*Exercise*
The records below need to be set down again exactly; their images stay out.

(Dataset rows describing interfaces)
⟨

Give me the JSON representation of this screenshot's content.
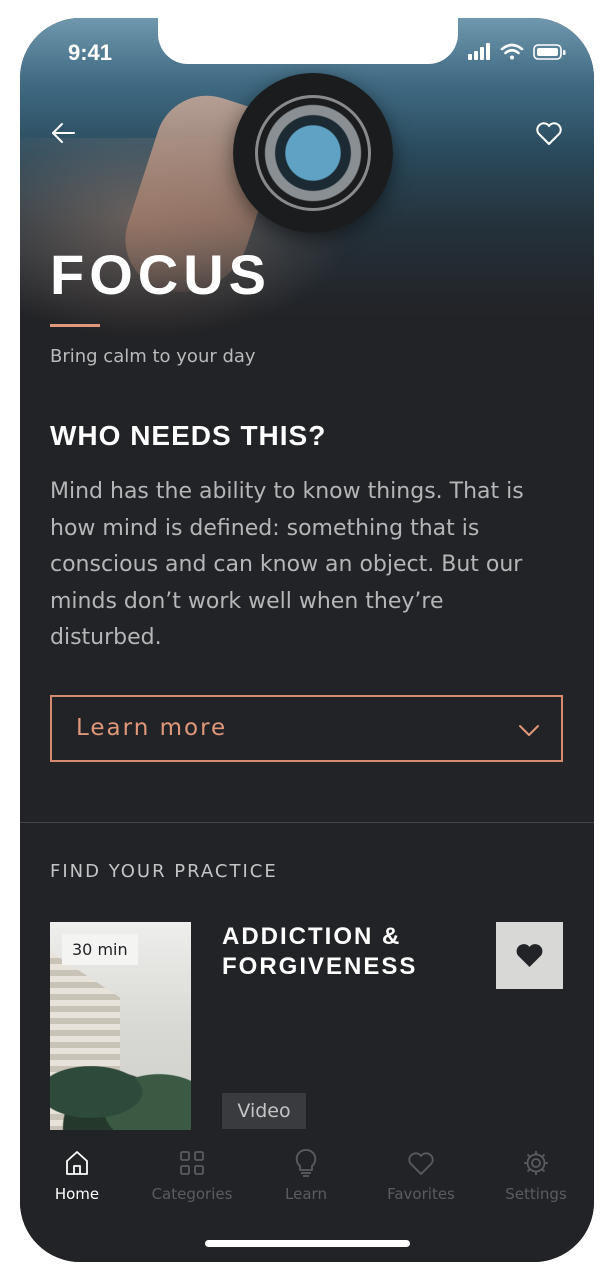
{
  "status_bar": {
    "time": "9:41"
  },
  "header": {
    "title": "FOCUS",
    "subtitle": "Bring calm to your day"
  },
  "intro": {
    "heading": "WHO NEEDS THIS?",
    "body": "Mind has the ability to know things. That is how mind is defined: something that is conscious and can know an object. But our minds don’t work well when they’re disturbed."
  },
  "learn_more": {
    "label": "Learn more"
  },
  "practice": {
    "section_label": "FIND YOUR PRACTICE",
    "card": {
      "duration": "30 min",
      "title": "ADDICTION & FORGIVENESS",
      "type": "Video"
    }
  },
  "tabbar": {
    "items": [
      {
        "label": "Home",
        "icon": "home-icon",
        "active": true
      },
      {
        "label": "Categories",
        "icon": "grid-icon",
        "active": false
      },
      {
        "label": "Learn",
        "icon": "lightbulb-icon",
        "active": false
      },
      {
        "label": "Favorites",
        "icon": "heart-icon",
        "active": false
      },
      {
        "label": "Settings",
        "icon": "gear-icon",
        "active": false
      }
    ]
  },
  "colors": {
    "background": "#222326",
    "accent": "#e0977a",
    "text": "#ffffff",
    "muted": "#b5b6b8"
  }
}
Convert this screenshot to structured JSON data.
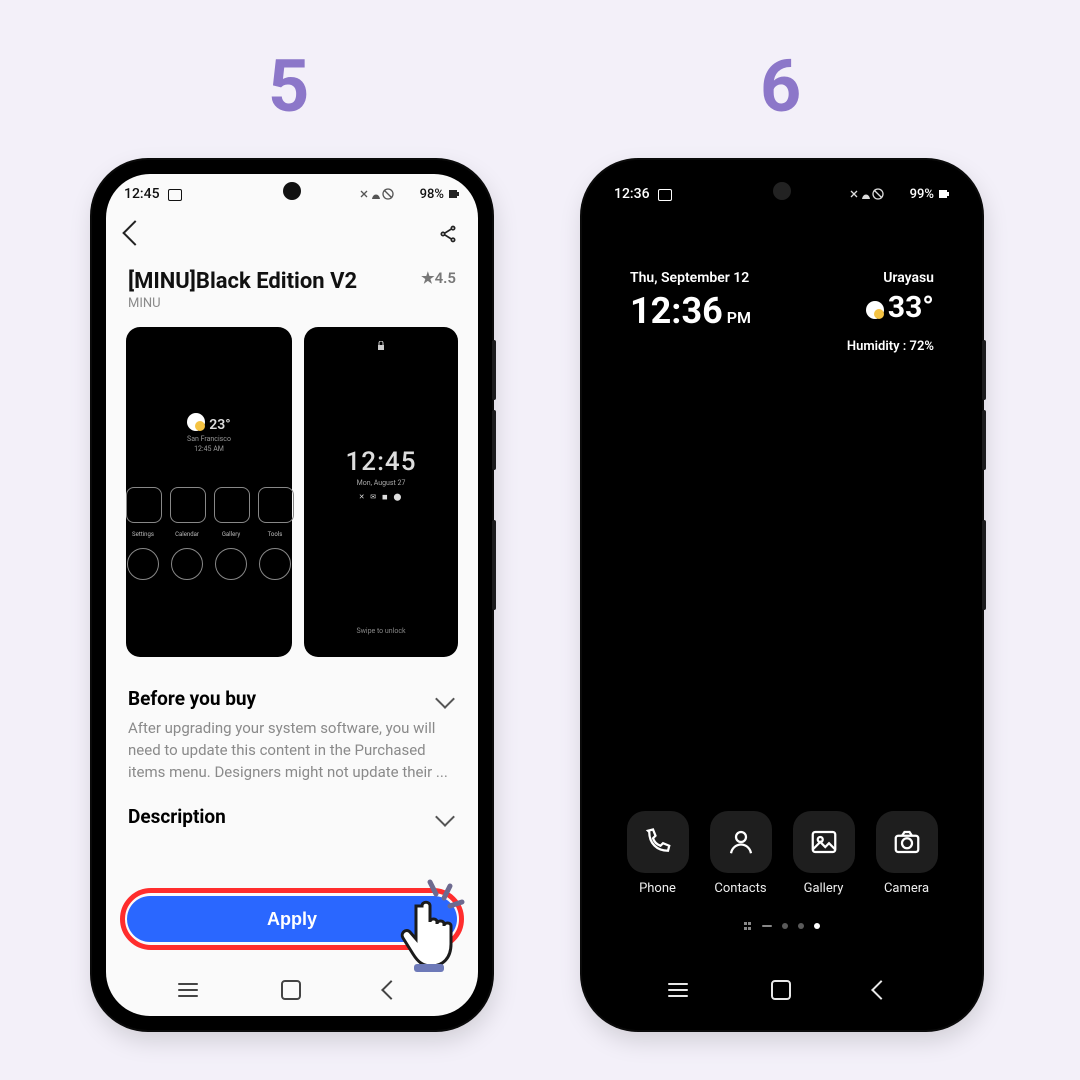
{
  "steps": {
    "a": "5",
    "b": "6"
  },
  "p1": {
    "status": {
      "time": "12:45",
      "battery": "98%"
    },
    "title": "[MINU]Black Edition V2",
    "vendor": "MINU",
    "rating": "4.5",
    "shot1": {
      "temp": "23°",
      "city": "San Francisco",
      "clock": "12:45 AM",
      "icons": [
        "Settings",
        "Calendar",
        "Gallery",
        "Tools"
      ]
    },
    "shot2": {
      "clock": "12:45",
      "date": "Mon, August 27",
      "swipe": "Swipe to unlock"
    },
    "before_head": "Before you buy",
    "before_body": "After upgrading your system software, you will need to update this content in the Purchased items menu. Designers might not update their ...",
    "desc_head": "Description",
    "apply": "Apply"
  },
  "p2": {
    "status": {
      "time": "12:36",
      "battery": "99%"
    },
    "date": "Thu, September 12",
    "time": "12:36",
    "ampm": "PM",
    "location": "Urayasu",
    "temp": "33°",
    "humidity": "Humidity : 72%",
    "dock": [
      "Phone",
      "Contacts",
      "Gallery",
      "Camera"
    ]
  }
}
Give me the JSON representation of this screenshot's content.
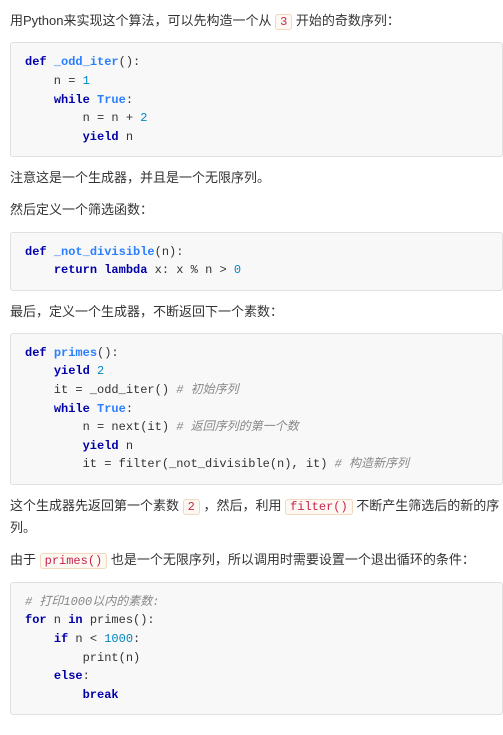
{
  "para": {
    "p1a": "用Python来实现这个算法，可以先构造一个从 ",
    "p1_code": "3",
    "p1b": " 开始的奇数序列：",
    "p2": "注意这是一个生成器，并且是一个无限序列。",
    "p3": "然后定义一个筛选函数：",
    "p4": "最后，定义一个生成器，不断返回下一个素数：",
    "p5a": "这个生成器先返回第一个素数 ",
    "p5_code1": "2",
    "p5b": " ，然后，利用 ",
    "p5_code2": "filter()",
    "p5c": " 不断产生筛选后的新的序列。",
    "p6a": "由于 ",
    "p6_code": "primes()",
    "p6b": " 也是一个无限序列，所以调用时需要设置一个退出循环的条件："
  },
  "code1": {
    "l1_def": "def",
    "l1_name": "_odd_iter",
    "l1_rest": "():",
    "l2_a": "    n = ",
    "l2_b": "1",
    "l3_a": "    ",
    "l3_while": "while",
    "l3_sp": " ",
    "l3_true": "True",
    "l3_colon": ":",
    "l4_a": "        n = n + ",
    "l4_b": "2",
    "l5_a": "        ",
    "l5_yield": "yield",
    "l5_b": " n"
  },
  "code2": {
    "l1_def": "def",
    "l1_name": "_not_divisible",
    "l1_rest": "(n):",
    "l2_a": "    ",
    "l2_return": "return",
    "l2_sp": " ",
    "l2_lambda": "lambda",
    "l2_b": " x: x % n > ",
    "l2_c": "0"
  },
  "code3": {
    "l1_def": "def",
    "l1_name": "primes",
    "l1_rest": "():",
    "l2_a": "    ",
    "l2_yield": "yield",
    "l2_sp": " ",
    "l2_b": "2",
    "l3_a": "    it = _odd_iter() ",
    "l3_cm": "# 初始序列",
    "l4_a": "    ",
    "l4_while": "while",
    "l4_sp": " ",
    "l4_true": "True",
    "l4_colon": ":",
    "l5_a": "        n = next(it) ",
    "l5_cm": "# 返回序列的第一个数",
    "l6_a": "        ",
    "l6_yield": "yield",
    "l6_b": " n",
    "l7_a": "        it = filter(_not_divisible(n), it) ",
    "l7_cm": "# 构造新序列"
  },
  "code4": {
    "l1_cm": "# 打印1000以内的素数:",
    "l2_for": "for",
    "l2_a": " n ",
    "l2_in": "in",
    "l2_b": " primes():",
    "l3_a": "    ",
    "l3_if": "if",
    "l3_b": " n < ",
    "l3_c": "1000",
    "l3_colon": ":",
    "l4": "        print(n)",
    "l5_a": "    ",
    "l5_else": "else",
    "l5_colon": ":",
    "l6_a": "        ",
    "l6_break": "break"
  }
}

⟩

*Output for this exercise*
Give me the JSON representation of this screenshot's content.
{
  "status_bar": {
    "time": "9:41"
  },
  "header": {
    "title": "FOCUS",
    "subtitle": "Bring calm to your day"
  },
  "intro": {
    "heading": "WHO NEEDS THIS?",
    "body": "Mind has the ability to know things. That is how mind is defined: something that is conscious and can know an object. But our minds don’t work well when they’re disturbed."
  },
  "learn_more": {
    "label": "Learn more"
  },
  "practice": {
    "section_label": "FIND YOUR PRACTICE",
    "card": {
      "duration": "30 min",
      "title": "ADDICTION & FORGIVENESS",
      "type": "Video"
    }
  },
  "tabbar": {
    "items": [
      {
        "label": "Home",
        "icon": "home-icon",
        "active": true
      },
      {
        "label": "Categories",
        "icon": "grid-icon",
        "active": false
      },
      {
        "label": "Learn",
        "icon": "lightbulb-icon",
        "active": false
      },
      {
        "label": "Favorites",
        "icon": "heart-icon",
        "active": false
      },
      {
        "label": "Settings",
        "icon": "gear-icon",
        "active": false
      }
    ]
  },
  "colors": {
    "background": "#222326",
    "accent": "#e0977a",
    "text": "#ffffff",
    "muted": "#b5b6b8"
  }
}
Convert this screenshot to structured JSON data.
{
  "steps": {
    "a": "5",
    "b": "6"
  },
  "p1": {
    "status": {
      "time": "12:45",
      "battery": "98%"
    },
    "title": "[MINU]Black Edition V2",
    "vendor": "MINU",
    "rating": "4.5",
    "shot1": {
      "temp": "23°",
      "city": "San Francisco",
      "clock": "12:45 AM",
      "icons": [
        "Settings",
        "Calendar",
        "Gallery",
        "Tools"
      ]
    },
    "shot2": {
      "clock": "12:45",
      "date": "Mon, August 27",
      "swipe": "Swipe to unlock"
    },
    "before_head": "Before you buy",
    "before_body": "After upgrading your system software, you will need to update this content in the Purchased items menu. Designers might not update their ...",
    "desc_head": "Description",
    "apply": "Apply"
  },
  "p2": {
    "status": {
      "time": "12:36",
      "battery": "99%"
    },
    "date": "Thu, September 12",
    "time": "12:36",
    "ampm": "PM",
    "location": "Urayasu",
    "temp": "33°",
    "humidity": "Humidity : 72%",
    "dock": [
      "Phone",
      "Contacts",
      "Gallery",
      "Camera"
    ]
  }
}
Give me the JSON representation of this screenshot's content.
{
  "para": {
    "p1a": "用Python来实现这个算法，可以先构造一个从 ",
    "p1_code": "3",
    "p1b": " 开始的奇数序列：",
    "p2": "注意这是一个生成器，并且是一个无限序列。",
    "p3": "然后定义一个筛选函数：",
    "p4": "最后，定义一个生成器，不断返回下一个素数：",
    "p5a": "这个生成器先返回第一个素数 ",
    "p5_code1": "2",
    "p5b": " ，然后，利用 ",
    "p5_code2": "filter()",
    "p5c": " 不断产生筛选后的新的序列。",
    "p6a": "由于 ",
    "p6_code": "primes()",
    "p6b": " 也是一个无限序列，所以调用时需要设置一个退出循环的条件："
  },
  "code1": {
    "l1_def": "def",
    "l1_name": "_odd_iter",
    "l1_rest": "():",
    "l2_a": "    n = ",
    "l2_b": "1",
    "l3_a": "    ",
    "l3_while": "while",
    "l3_sp": " ",
    "l3_true": "True",
    "l3_colon": ":",
    "l4_a": "        n = n + ",
    "l4_b": "2",
    "l5_a": "        ",
    "l5_yield": "yield",
    "l5_b": " n"
  },
  "code2": {
    "l1_def": "def",
    "l1_name": "_not_divisible",
    "l1_rest": "(n):",
    "l2_a": "    ",
    "l2_return": "return",
    "l2_sp": " ",
    "l2_lambda": "lambda",
    "l2_b": " x: x % n > ",
    "l2_c": "0"
  },
  "code3": {
    "l1_def": "def",
    "l1_name": "primes",
    "l1_rest": "():",
    "l2_a": "    ",
    "l2_yield": "yield",
    "l2_sp": " ",
    "l2_b": "2",
    "l3_a": "    it = _odd_iter() ",
    "l3_cm": "# 初始序列",
    "l4_a": "    ",
    "l4_while": "while",
    "l4_sp": " ",
    "l4_true": "True",
    "l4_colon": ":",
    "l5_a": "        n = next(it) ",
    "l5_cm": "# 返回序列的第一个数",
    "l6_a": "        ",
    "l6_yield": "yield",
    "l6_b": " n",
    "l7_a": "        it = filter(_not_divisible(n), it) ",
    "l7_cm": "# 构造新序列"
  },
  "code4": {
    "l1_cm": "# 打印1000以内的素数:",
    "l2_for": "for",
    "l2_a": " n ",
    "l2_in": "in",
    "l2_b": " primes():",
    "l3_a": "    ",
    "l3_if": "if",
    "l3_b": " n < ",
    "l3_c": "1000",
    "l3_colon": ":",
    "l4": "        print(n)",
    "l5_a": "    ",
    "l5_else": "else",
    "l5_colon": ":",
    "l6_a": "        ",
    "l6_break": "break"
  }
}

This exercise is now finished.